It’s clear that GM Ron Hextall wants to get younger. By getting Nolan Patrick at second overall and making the Schenn trade to take Frost, who’s another center, he is doing that. The Flyers remain in the market for a number one goalie. Steve Mason is a UFA with Michal Neuvirth signed two more years. Is Anthony Stolarz the answer?
The Flyers drafted nine players including the younger brother of Ryan and Dylan Strome, Matthew Strome in the fourth round. A potential steal at 106. They definitely are reloading for the future. With Travis Konecny, Ivan Provorov and Shayne Gostisbehere already in place, Philadelphia looks to have a bright future. Expect more moves from Hextall.
In case you’re wondering, the final pick was made by the two-time Stanley Cup champion Penguins. With the 217th pick in the seventh round, they took defenseman William Reilly. Who knows? Maybe he’ll be the answer to a trivia question someday. Every pick counts.
With another NHL Draft in the books, it should be a very intriguing off-season. Especially with the Vegas Golden Knights now the 31st team and 15th out West. Figure them to make some more noise. It’s definitely exciting. Even if I’ve never been big on expansion, the idea of having a team in Las Vegas is cool. We’ll see how it goes.

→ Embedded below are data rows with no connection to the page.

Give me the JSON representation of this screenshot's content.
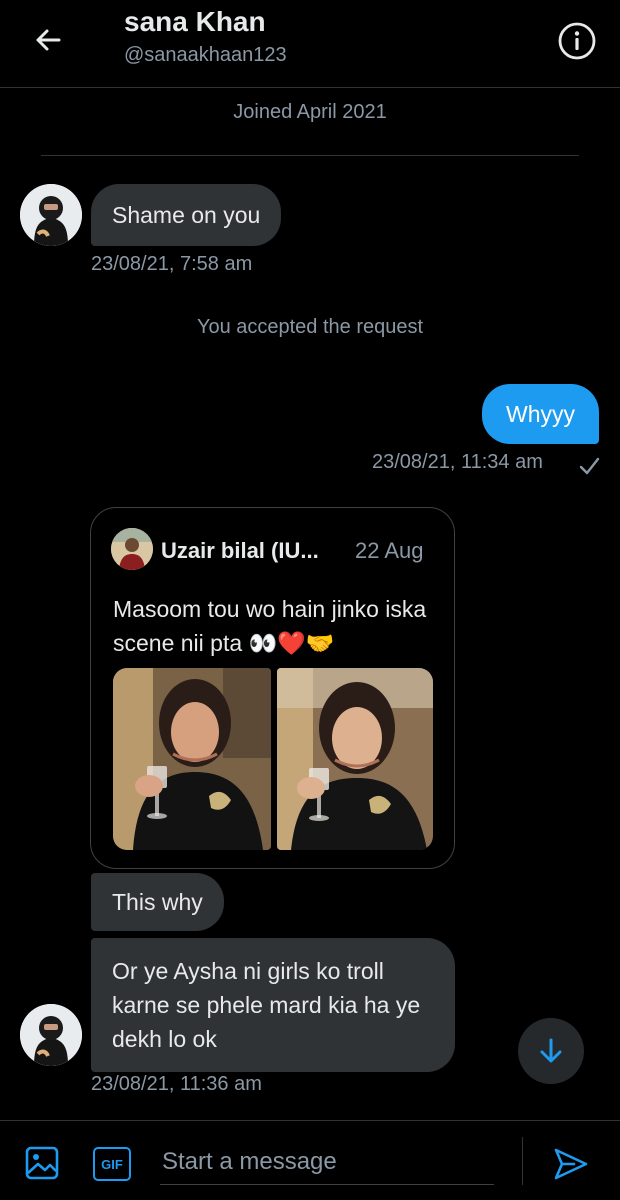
{
  "header": {
    "name": "sana Khan",
    "handle": "@sanaakhaan123",
    "back_icon": "arrow-left-icon",
    "info_icon": "info-circle-icon"
  },
  "profile": {
    "joined": "Joined April 2021"
  },
  "messages": {
    "m1": {
      "text": "Shame on you",
      "time": "23/08/21, 7:58 am"
    },
    "system": "You accepted the request",
    "m2": {
      "text": "Whyyy",
      "time": "23/08/21, 11:34 am",
      "status_icon": "checkmark-icon"
    },
    "quoted_tweet": {
      "author": "Uzair bilal (IU...",
      "date": "22 Aug",
      "text": "Masoom tou wo hain jinko iska scene nii pta 👀❤️🤝"
    },
    "m3": {
      "text": "This why"
    },
    "m4": {
      "text": "Or ye Aysha ni girls ko troll karne se phele mard kia ha ye dekh lo ok",
      "time": "23/08/21, 11:36 am"
    }
  },
  "composer": {
    "placeholder": "Start a message",
    "media_icon": "image-icon",
    "gif_label": "GIF",
    "send_icon": "send-icon",
    "scroll_icon": "arrow-down-icon"
  },
  "colors": {
    "background": "#000000",
    "accent": "#1d9bf0",
    "bubble_incoming": "#2f3336",
    "muted_text": "#8b98a5"
  }
}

You can only wish the best for Marc-Andre Fleury, who’s as good as it gets in terms of his easy going personality. He said his goodbyes to Sidney Crosby and Carl Hagelin at the NHL Awards.
I think this is going to be an extraordinary summer. Even though there aren’t many big names to be had, I see more movement coming. I don’t believe the Rangers are done. The same for the Islanders. But it looks like Colorado GM Joe Sakic’s asking price for Matt Duchene is too much. He might just wind up staying with the confusing Avalanche. It’s hard to believe how far they’ve fallen from the glory days of two Cups with Sakic headlining it with Patrick Roy and Peter Forsberg, They look like they’re going to be extremely bad again. Only time shall tell.
The Habs are still trying to make a decision on center Alex Galchenyuk. They can either re-sign him for big money or trade him. Anything is possible. Will the Wild move one of Marco Scandella or Jonas Brodin?
So many questions must still be answered including whether or not the Rangers will give in on the estimated $23 million in cap space created once Kevin Klein retires. Are they going to go seven years on top right defenseman Kevin Shattenkirk? Or is that just another big mistake in terms and hurting them over the long haul. They definitely should bring back Brendan Smith. But filling out that other spot is essential.
I’ll have plenty more to say in future posts. It all heats up on July 1.